Of the Chess-capture-threat the threats are usually hard to see in a puzzle, but they are not so hard in a real game.
For a CT puzzle, the threat must be the winning move, while in OTB conditions, 1.Rg1 simply looks good, because you dont just want to wait till black succeeds with his attack. That 1.Rg1 is already the winning move, you would probably not really know when you play it. So for a puzzle it is difficult, but in a real game it would be easy.
(usually it is the other way round: too know that it is a puzzle makes things much easier. In a real OTB game, nobody stands next to you and tell you "look out, here is a winning tactic possible!").

4. This problem is one of my failures.
Its like your last problem,.. the solution is the most natural move. There is only one piece, wich CAN move ( to a better square )and it is
moving to the most active square. An other example how tactic-training sharpen the eyes for positional play

5. I found a lot of these attacker-road-target problems. It is a common pattern. But usually I see only the end or the begin and forget to finish the whole pattern.

6. I would say the pattern at the begin and the pattern at the end are not that easy for you that they come at the same time into your mind ( easily ). The capacity of your STM is to small to work with both without strong concentratione/guidance. there are some chunks missing.
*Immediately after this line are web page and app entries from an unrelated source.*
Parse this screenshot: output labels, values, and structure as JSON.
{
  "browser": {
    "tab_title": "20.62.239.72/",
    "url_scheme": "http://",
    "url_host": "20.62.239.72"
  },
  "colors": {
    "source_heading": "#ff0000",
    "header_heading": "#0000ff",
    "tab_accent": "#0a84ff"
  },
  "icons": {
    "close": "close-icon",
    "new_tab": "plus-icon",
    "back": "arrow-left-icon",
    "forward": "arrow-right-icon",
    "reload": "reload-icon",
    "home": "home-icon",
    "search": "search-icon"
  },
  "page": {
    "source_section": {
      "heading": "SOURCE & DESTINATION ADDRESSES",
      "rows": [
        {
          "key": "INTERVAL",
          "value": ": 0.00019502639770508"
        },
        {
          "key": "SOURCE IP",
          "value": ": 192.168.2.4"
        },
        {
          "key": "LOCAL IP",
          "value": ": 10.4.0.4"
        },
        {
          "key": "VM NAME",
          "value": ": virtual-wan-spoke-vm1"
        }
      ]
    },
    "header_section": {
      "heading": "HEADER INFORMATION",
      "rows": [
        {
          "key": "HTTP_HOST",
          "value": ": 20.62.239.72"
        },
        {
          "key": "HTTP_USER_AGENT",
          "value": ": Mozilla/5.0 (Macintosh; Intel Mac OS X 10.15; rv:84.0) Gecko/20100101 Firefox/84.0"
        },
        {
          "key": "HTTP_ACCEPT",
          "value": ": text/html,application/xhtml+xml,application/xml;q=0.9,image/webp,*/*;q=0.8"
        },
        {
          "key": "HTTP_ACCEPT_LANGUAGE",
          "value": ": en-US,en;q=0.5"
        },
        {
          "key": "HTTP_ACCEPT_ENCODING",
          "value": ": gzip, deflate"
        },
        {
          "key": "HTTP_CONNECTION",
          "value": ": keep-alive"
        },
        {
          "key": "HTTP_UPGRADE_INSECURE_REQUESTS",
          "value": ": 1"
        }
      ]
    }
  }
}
I would try to "learn" the chunks, you want to improve the guidance

7. @Aox,
not exactly. My insight in these matters is developing hence my opinion is still changing. What I advocate in this post is to extend the stored patterns of the pieces with the patterns of the squares. This is during storage time. Guidance is meant to use at solution time and since it is a conscious process my take is that that is not going to win the war.
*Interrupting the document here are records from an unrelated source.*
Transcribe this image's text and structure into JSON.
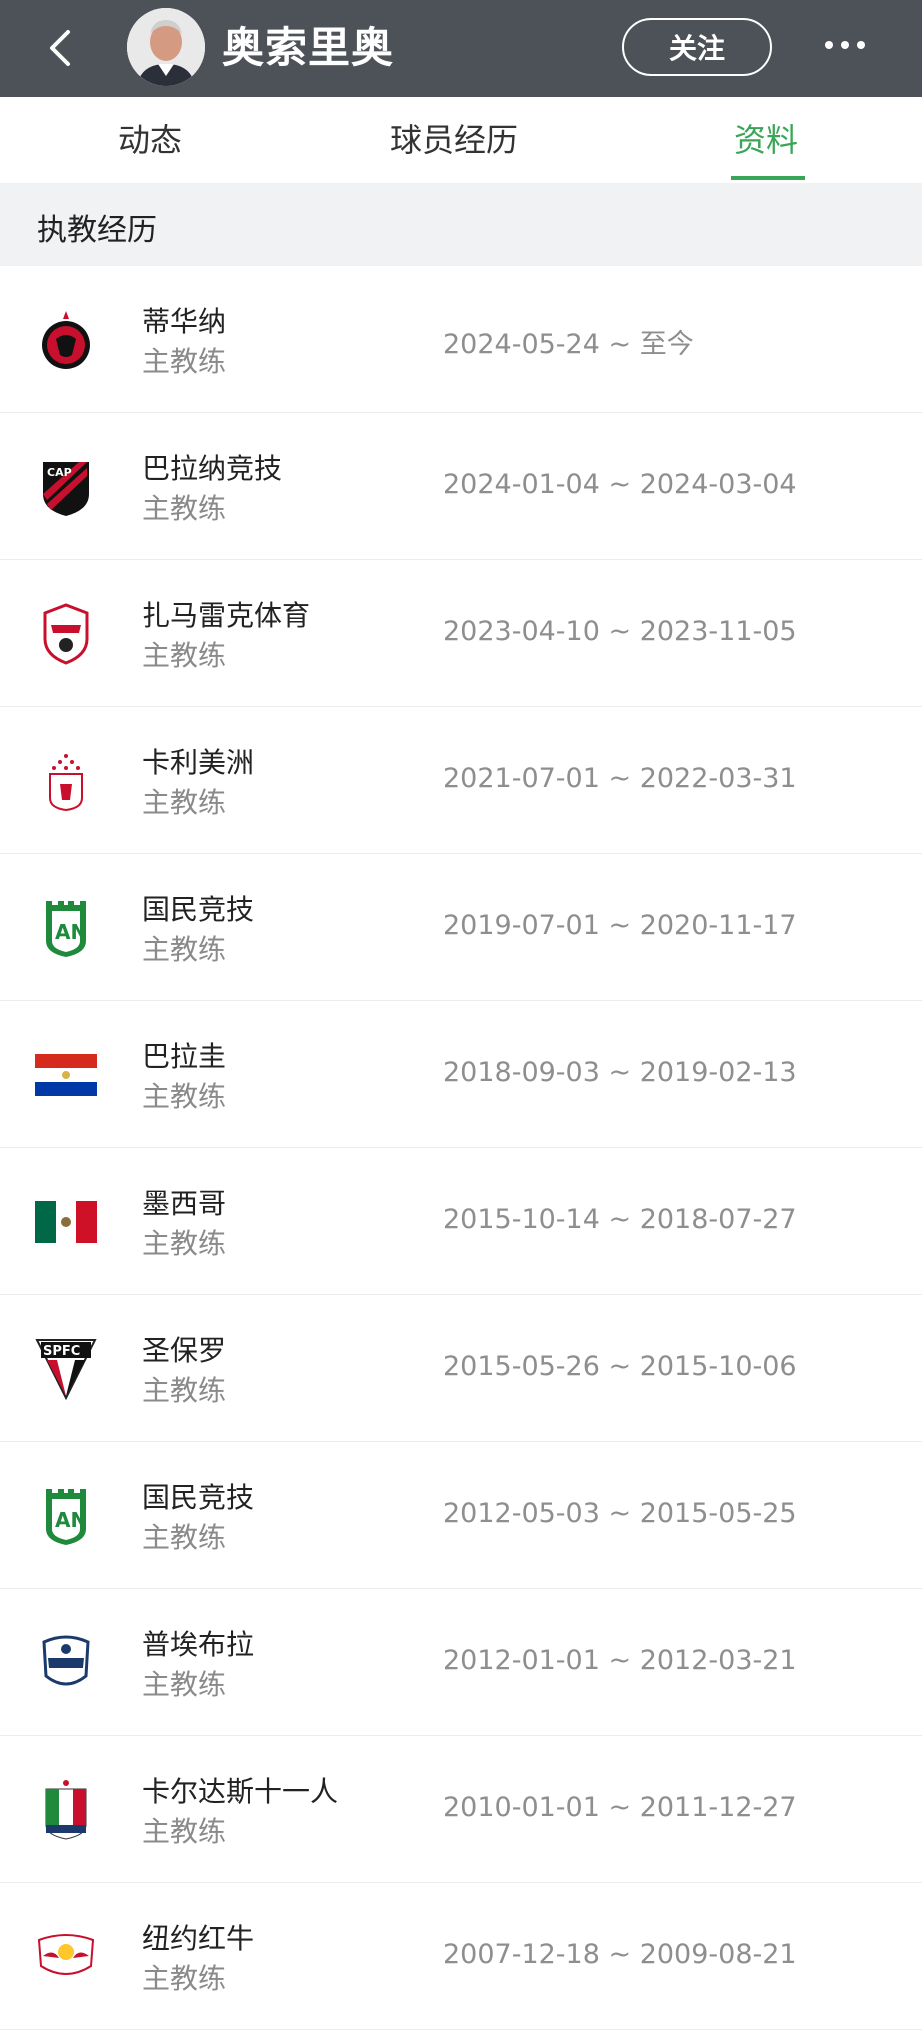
{
  "header": {
    "title": "奥索里奥",
    "follow_label": "关注"
  },
  "tabs": [
    {
      "label": "动态"
    },
    {
      "label": "球员经历"
    },
    {
      "label": "资料"
    }
  ],
  "section": {
    "title": "执教经历"
  },
  "coaching": [
    {
      "team": "蒂华纳",
      "role": "主教练",
      "dates": "2024-05-24 ~ 至今",
      "icon": "tijuana-logo-icon"
    },
    {
      "team": "巴拉纳竞技",
      "role": "主教练",
      "dates": "2024-01-04 ~ 2024-03-04",
      "icon": "athletico-paranaense-logo-icon"
    },
    {
      "team": "扎马雷克体育",
      "role": "主教练",
      "dates": "2023-04-10 ~ 2023-11-05",
      "icon": "zamalek-logo-icon"
    },
    {
      "team": "卡利美洲",
      "role": "主教练",
      "dates": "2021-07-01 ~ 2022-03-31",
      "icon": "america-de-cali-logo-icon"
    },
    {
      "team": "国民竞技",
      "role": "主教练",
      "dates": "2019-07-01 ~ 2020-11-17",
      "icon": "atletico-nacional-logo-icon"
    },
    {
      "team": "巴拉圭",
      "role": "主教练",
      "dates": "2018-09-03 ~ 2019-02-13",
      "icon": "paraguay-flag-icon"
    },
    {
      "team": "墨西哥",
      "role": "主教练",
      "dates": "2015-10-14 ~ 2018-07-27",
      "icon": "mexico-flag-icon"
    },
    {
      "team": "圣保罗",
      "role": "主教练",
      "dates": "2015-05-26 ~ 2015-10-06",
      "icon": "sao-paulo-logo-icon"
    },
    {
      "team": "国民竞技",
      "role": "主教练",
      "dates": "2012-05-03 ~ 2015-05-25",
      "icon": "atletico-nacional-logo-icon"
    },
    {
      "team": "普埃布拉",
      "role": "主教练",
      "dates": "2012-01-01 ~ 2012-03-21",
      "icon": "puebla-logo-icon"
    },
    {
      "team": "卡尔达斯十一人",
      "role": "主教练",
      "dates": "2010-01-01 ~ 2011-12-27",
      "icon": "once-caldas-logo-icon"
    },
    {
      "team": "纽约红牛",
      "role": "主教练",
      "dates": "2007-12-18 ~ 2009-08-21",
      "icon": "red-bulls-logo-icon"
    }
  ],
  "colors": {
    "header_bg": "#4c5258",
    "accent": "#3aa557",
    "section_bg": "#f1f2f4"
  }
}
CT encourages the storage of patterns of the pieces. Since those are visible. For the patterns of the squares we must find a clever solution ourselves. Since they are invisible.

8. so you try to learn a new type of chunks?

9. Hm,
-detecting the new pattern
-creating trainingsets for each pattern
-learning

Except point one, nothing new

10. Beautifull, isn't it?
It's not quite as simple though. To test the skill to see invisible squares you will have to make them visible.

11. But i think, this is not "new" either. You need to make the traditional pattern visible too. We forget, that it did take us quite some time, to understand the traditional pattern like skewer, fork and so on.

You will need to compare problems to find "your" pattern. These "new" pattern should be not "strong" related to the "old" pattern, so there is maybe a method to detect them(?):

You should compare 2 problems wich have no traditional pattern together.

This might help to see these new patterns easier(?)

12. Finding those invisible patterns (squares) is not easy. Most of you dont.
However, I found out, that if you do tag sorted sets, then you will see after a while square patterns which you would not if you had not done this tag-set.
For instance I disconvered, that there are many tactics with queen and knight, where the knight is placed on the same diagonal like the queen but 2 squares of this diagonal is seperating them.
I give you an exampl:
white: Kg7/Qf6/Nc3
black: Ke5

This is a check mate pattern. But if you look at the squares, then you see, that white is attacking a lot of squares of the board. For instance the big square with the 4 corner points h8/c8/c3/h3 is almost fully covered. Only few holes in this giant square. And the square with the 4 corner points f6/d6/f4/d4 is fully covered which is why the king in the middle is check mated.

The pattern is made of two pieces only: Queen and knight. If you are aware of it, you see this combination very often in check mate in 2 tactics. The threat of this check mate leads to some distraction/attraction puzzles.
the wholes of the huge giant square are often filled with other pieces (black or white) enabling to check mate the black king on many other squares, too. If you know about the placement of knight and queen, you spot those check mates in the middle often and fast.

13. Here an example of the pattern I just explained in my comment before:
http://chesstempo.com/chess-problems/59667

14. And here another one, same square pattern as mentioned before. Normally you would not identify the pattern, but (thanks to me) now you see it:
http://chesstempo.com/chess-problems/18338